 Stations that do not belong to a major
network or PBS
 Program movies, local sports, and
syndicated tv shows
Networks and Local Stations
 Networks are not television stations; they
do not broadcast programs – they supply
programs to local tv affiliates via satellite
 Local stations must fill their own
programming when networks do not
supply it
 Networks provide programs free to the
affiliates and are paid for the advertising
time they can sell during the program
Cost of Advertising
 The cost of advertising depends on the
popularity of the program
 The more viewers, the higher the cost of
 A small amount of time during each
program is left for the local station to sell
to local advertisers
 This advertising constitutes main source of
income for local stations
Cable Television
 Began in the late 1940’s as a solution to a
problem in rural areas
 People paid fee to have tv set wired by cable to
master antenna
 Good reception without expense of rooftop antenna
• From isolated rural areas, tv moved to cities
• Tall buildings and airplane interference impacted
• A few cable systems offered subscribers additional
channels brought in from nearby cities as added
Cable tv
 Offers more channels than are possible
with broadcast tv
 Greatest benefit of cable tv:
 It offers a large # of channels to everyone
Television Ratings
 Tv networks have more competition and
find fewer viewers in prime time
 Nielson Ratings
 Determine a program’s future
 Nielson Ratings measure:
 How many people watched a particular show in a
particular time slot
 What % of households with a tv watched show x
 How show x is rated amongst other shows aired
that week
Nielson Ratings
 The higher the rating, the higher the cost
of advertising, and the higher the revenue

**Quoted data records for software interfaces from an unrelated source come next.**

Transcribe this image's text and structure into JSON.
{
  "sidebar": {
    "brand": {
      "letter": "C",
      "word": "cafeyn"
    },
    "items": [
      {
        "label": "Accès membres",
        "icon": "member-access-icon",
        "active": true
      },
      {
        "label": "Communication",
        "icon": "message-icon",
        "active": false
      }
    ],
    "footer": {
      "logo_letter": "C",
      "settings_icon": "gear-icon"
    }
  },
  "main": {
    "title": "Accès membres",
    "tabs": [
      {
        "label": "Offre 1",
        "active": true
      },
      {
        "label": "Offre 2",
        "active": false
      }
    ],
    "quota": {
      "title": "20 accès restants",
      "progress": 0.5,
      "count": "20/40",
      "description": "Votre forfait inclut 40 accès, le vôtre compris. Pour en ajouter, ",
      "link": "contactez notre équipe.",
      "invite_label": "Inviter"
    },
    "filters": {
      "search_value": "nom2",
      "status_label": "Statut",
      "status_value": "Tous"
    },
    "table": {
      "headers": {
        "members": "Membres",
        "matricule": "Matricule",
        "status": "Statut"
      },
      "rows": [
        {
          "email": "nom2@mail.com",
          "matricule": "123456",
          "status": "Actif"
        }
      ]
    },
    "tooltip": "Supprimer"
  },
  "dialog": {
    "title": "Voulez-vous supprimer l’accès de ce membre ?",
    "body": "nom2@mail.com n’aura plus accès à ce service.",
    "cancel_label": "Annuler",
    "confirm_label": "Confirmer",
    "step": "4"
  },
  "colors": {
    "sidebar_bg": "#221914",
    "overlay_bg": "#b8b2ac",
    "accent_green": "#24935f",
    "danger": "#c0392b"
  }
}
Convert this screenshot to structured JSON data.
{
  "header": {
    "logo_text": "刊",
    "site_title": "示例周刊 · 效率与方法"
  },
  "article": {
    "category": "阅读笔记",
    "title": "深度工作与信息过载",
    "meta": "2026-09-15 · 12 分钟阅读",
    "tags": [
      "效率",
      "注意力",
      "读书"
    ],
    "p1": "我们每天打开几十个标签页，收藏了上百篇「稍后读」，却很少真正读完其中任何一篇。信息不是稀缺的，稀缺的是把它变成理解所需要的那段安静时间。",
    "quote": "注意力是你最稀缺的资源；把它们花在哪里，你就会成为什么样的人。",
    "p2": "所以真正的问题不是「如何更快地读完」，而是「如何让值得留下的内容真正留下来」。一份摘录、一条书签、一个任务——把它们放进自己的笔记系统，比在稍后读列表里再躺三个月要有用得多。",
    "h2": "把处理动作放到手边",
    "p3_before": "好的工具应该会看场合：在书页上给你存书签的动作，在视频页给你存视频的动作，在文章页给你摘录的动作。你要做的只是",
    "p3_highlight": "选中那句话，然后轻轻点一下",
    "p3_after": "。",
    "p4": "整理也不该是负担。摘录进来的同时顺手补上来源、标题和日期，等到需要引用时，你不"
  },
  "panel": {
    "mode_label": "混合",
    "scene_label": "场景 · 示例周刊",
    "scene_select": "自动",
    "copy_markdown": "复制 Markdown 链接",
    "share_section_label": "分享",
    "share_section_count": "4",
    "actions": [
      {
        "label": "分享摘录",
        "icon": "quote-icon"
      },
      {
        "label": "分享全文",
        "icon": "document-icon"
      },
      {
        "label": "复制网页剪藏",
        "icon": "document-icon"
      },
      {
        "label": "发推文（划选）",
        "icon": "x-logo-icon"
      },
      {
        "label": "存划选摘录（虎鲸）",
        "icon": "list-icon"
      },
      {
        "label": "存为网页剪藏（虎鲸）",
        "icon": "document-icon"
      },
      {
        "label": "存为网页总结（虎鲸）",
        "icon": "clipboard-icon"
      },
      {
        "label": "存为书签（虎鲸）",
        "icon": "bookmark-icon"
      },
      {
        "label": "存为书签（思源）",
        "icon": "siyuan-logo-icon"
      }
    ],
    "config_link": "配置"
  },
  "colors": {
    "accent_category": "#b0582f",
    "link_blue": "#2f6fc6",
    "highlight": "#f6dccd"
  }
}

Up for Debate …
 Has television had a positive or negative
effect on people and culture over the past
70 years?
 Discuss!!!!